■ Data to examine:
»»

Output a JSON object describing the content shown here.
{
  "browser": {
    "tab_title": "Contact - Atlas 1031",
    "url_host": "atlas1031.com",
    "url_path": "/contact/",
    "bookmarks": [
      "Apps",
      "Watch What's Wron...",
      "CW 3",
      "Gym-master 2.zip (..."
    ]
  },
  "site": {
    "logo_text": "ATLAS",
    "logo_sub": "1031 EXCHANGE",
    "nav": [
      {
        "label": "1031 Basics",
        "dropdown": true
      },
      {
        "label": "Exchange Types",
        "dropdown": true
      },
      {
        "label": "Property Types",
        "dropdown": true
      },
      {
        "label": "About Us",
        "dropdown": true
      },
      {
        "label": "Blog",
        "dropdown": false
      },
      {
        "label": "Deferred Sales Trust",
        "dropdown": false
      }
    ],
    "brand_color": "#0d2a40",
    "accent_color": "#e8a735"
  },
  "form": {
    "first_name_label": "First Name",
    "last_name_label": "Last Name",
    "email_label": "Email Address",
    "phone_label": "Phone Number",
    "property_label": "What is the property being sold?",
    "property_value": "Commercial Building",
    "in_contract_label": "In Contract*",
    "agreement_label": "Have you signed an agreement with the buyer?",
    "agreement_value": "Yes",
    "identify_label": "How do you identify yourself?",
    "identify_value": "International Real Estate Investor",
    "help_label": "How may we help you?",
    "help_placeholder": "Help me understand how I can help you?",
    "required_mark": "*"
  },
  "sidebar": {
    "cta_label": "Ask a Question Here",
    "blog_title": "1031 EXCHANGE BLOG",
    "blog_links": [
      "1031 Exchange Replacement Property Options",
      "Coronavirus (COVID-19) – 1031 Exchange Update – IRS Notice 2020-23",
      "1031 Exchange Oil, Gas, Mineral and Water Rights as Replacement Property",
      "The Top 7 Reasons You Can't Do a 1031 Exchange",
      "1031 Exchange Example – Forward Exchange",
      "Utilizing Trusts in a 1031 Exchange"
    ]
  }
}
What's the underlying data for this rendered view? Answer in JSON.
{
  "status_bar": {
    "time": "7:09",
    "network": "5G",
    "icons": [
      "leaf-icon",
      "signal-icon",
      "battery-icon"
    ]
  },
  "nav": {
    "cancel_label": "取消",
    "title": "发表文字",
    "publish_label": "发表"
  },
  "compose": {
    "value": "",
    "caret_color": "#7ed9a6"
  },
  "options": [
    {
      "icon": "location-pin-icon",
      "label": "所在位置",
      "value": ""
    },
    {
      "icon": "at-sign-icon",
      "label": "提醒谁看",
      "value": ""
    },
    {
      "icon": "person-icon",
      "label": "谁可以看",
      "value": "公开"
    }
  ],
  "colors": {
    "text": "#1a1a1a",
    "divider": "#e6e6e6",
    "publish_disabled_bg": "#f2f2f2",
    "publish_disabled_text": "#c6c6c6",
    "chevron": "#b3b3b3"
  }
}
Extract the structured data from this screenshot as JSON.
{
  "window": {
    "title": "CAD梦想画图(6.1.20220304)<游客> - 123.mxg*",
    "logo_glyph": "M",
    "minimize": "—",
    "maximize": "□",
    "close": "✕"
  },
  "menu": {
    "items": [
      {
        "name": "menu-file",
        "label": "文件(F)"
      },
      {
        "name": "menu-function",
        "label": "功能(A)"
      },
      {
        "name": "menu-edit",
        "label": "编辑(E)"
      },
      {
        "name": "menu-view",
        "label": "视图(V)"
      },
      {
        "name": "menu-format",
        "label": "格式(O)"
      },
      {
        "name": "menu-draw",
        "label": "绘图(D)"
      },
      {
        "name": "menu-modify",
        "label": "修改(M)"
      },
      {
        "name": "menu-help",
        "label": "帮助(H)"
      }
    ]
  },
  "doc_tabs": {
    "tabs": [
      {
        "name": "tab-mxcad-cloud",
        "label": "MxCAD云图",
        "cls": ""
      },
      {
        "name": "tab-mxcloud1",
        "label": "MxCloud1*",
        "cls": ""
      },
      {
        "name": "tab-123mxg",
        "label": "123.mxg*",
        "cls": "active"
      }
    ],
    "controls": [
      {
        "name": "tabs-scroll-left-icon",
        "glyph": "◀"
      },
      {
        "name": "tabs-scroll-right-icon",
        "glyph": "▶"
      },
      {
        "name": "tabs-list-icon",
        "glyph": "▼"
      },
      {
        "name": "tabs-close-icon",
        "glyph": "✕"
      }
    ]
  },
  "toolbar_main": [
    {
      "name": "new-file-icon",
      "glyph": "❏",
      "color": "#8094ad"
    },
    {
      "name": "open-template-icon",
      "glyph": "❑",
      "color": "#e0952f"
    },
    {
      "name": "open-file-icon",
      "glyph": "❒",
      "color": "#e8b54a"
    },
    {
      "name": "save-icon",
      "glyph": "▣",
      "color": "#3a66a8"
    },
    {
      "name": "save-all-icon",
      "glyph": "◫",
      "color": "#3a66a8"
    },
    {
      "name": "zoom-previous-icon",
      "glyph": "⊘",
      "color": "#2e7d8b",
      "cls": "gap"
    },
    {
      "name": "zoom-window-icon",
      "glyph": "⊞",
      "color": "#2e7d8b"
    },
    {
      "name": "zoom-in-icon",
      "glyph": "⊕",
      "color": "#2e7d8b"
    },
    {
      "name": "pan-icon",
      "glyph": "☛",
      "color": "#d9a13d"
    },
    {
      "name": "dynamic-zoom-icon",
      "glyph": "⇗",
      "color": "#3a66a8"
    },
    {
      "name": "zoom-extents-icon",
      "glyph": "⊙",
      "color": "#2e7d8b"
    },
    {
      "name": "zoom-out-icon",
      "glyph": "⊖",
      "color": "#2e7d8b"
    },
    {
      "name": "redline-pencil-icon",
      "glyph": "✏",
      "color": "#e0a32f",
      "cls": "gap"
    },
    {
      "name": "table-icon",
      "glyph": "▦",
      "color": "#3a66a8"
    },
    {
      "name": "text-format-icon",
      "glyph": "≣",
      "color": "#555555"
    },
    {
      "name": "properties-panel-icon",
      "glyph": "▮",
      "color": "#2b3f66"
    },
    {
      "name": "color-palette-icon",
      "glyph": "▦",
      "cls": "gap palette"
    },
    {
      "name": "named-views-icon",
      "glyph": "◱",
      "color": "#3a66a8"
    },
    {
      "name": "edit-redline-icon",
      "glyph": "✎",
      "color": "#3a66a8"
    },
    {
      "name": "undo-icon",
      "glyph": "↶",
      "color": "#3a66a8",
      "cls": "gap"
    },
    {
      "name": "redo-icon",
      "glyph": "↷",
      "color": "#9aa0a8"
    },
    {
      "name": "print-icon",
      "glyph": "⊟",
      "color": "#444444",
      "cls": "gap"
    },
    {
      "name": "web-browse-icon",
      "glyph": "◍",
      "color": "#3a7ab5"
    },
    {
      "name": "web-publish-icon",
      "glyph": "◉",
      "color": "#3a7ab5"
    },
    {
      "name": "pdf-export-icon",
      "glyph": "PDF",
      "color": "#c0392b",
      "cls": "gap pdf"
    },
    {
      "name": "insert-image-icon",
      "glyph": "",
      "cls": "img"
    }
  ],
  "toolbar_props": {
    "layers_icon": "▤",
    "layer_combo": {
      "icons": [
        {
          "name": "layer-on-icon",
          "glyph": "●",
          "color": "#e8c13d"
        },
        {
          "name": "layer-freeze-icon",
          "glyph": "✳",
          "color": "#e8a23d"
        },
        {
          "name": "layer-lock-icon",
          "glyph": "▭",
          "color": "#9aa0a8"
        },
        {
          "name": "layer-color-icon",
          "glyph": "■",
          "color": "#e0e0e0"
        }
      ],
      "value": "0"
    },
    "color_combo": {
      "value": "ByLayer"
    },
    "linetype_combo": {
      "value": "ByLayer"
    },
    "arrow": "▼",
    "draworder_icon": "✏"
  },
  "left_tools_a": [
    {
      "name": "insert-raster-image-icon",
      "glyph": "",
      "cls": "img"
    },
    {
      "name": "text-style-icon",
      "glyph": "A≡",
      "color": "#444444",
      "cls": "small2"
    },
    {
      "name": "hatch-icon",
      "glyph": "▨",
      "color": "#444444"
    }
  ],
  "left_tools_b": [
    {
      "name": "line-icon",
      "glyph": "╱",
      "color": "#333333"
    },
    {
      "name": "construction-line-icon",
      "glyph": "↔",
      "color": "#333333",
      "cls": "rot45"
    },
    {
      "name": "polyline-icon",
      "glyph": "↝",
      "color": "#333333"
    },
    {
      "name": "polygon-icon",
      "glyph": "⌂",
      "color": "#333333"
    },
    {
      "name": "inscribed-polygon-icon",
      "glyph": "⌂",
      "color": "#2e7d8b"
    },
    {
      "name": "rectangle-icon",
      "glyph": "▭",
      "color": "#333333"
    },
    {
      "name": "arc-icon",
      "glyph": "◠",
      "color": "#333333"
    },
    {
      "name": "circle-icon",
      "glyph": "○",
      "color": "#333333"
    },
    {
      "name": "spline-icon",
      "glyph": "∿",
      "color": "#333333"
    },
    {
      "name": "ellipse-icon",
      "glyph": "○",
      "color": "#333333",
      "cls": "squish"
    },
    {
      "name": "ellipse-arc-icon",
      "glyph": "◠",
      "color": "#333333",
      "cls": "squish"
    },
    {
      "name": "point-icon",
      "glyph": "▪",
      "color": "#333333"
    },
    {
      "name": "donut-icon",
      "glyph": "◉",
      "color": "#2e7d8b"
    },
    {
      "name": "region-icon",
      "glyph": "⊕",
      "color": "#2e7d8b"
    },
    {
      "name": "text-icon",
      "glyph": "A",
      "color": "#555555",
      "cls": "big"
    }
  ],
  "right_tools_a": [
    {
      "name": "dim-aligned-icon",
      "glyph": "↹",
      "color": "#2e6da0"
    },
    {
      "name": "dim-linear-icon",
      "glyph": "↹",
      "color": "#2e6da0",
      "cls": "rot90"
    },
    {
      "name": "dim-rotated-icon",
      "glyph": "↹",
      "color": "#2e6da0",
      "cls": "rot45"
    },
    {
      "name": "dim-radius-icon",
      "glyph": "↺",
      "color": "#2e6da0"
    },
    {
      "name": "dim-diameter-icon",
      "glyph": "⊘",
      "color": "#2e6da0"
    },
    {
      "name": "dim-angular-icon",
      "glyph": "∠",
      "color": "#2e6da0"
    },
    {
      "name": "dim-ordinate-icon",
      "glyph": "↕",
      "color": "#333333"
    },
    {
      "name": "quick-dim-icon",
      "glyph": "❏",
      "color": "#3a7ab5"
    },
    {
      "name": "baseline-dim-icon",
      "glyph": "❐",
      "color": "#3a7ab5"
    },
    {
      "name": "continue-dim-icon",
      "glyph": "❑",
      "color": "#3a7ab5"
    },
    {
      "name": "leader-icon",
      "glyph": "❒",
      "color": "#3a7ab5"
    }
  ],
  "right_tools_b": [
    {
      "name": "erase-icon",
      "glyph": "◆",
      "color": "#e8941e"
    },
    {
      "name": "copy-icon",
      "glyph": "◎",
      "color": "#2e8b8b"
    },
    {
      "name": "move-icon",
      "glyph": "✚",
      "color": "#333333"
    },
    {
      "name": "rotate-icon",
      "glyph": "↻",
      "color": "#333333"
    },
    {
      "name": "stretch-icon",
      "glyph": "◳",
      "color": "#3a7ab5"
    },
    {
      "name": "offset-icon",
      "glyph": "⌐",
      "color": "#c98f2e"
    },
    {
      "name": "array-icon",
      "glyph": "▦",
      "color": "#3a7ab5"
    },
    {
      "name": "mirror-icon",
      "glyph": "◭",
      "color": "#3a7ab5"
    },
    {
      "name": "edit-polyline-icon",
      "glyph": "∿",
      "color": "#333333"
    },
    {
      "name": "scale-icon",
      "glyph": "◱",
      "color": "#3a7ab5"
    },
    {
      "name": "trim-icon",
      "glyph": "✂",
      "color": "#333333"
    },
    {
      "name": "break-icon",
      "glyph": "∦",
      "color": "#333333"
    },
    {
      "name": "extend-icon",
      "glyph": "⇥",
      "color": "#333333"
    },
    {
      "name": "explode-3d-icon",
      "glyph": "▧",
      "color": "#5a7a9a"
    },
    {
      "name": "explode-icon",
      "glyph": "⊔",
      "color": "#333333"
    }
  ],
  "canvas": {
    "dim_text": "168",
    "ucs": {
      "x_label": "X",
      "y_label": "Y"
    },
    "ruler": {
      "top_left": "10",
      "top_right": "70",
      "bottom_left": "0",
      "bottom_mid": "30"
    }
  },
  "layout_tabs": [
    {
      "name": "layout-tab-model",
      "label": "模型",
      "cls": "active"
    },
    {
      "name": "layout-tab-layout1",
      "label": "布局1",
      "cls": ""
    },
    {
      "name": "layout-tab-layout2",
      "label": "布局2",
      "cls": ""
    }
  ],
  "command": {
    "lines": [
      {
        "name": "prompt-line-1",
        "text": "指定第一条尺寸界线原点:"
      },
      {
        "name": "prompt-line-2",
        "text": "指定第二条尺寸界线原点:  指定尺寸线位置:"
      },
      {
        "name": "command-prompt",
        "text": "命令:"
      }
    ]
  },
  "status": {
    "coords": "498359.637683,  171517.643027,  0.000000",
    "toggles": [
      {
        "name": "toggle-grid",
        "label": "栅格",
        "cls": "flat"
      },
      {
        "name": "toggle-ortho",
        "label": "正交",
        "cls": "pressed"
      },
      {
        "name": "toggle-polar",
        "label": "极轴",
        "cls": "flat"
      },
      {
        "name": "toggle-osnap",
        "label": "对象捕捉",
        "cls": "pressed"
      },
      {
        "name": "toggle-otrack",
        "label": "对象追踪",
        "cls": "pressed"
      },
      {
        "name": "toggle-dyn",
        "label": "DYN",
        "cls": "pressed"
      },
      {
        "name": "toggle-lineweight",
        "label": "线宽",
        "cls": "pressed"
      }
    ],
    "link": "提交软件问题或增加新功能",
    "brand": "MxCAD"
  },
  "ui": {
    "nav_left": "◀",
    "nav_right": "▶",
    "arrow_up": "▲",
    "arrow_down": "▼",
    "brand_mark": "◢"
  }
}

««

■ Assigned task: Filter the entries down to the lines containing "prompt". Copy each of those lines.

■ Your response:
        "name": "prompt-line-1",
        "name": "prompt-line-2",
        "name": "command-prompt",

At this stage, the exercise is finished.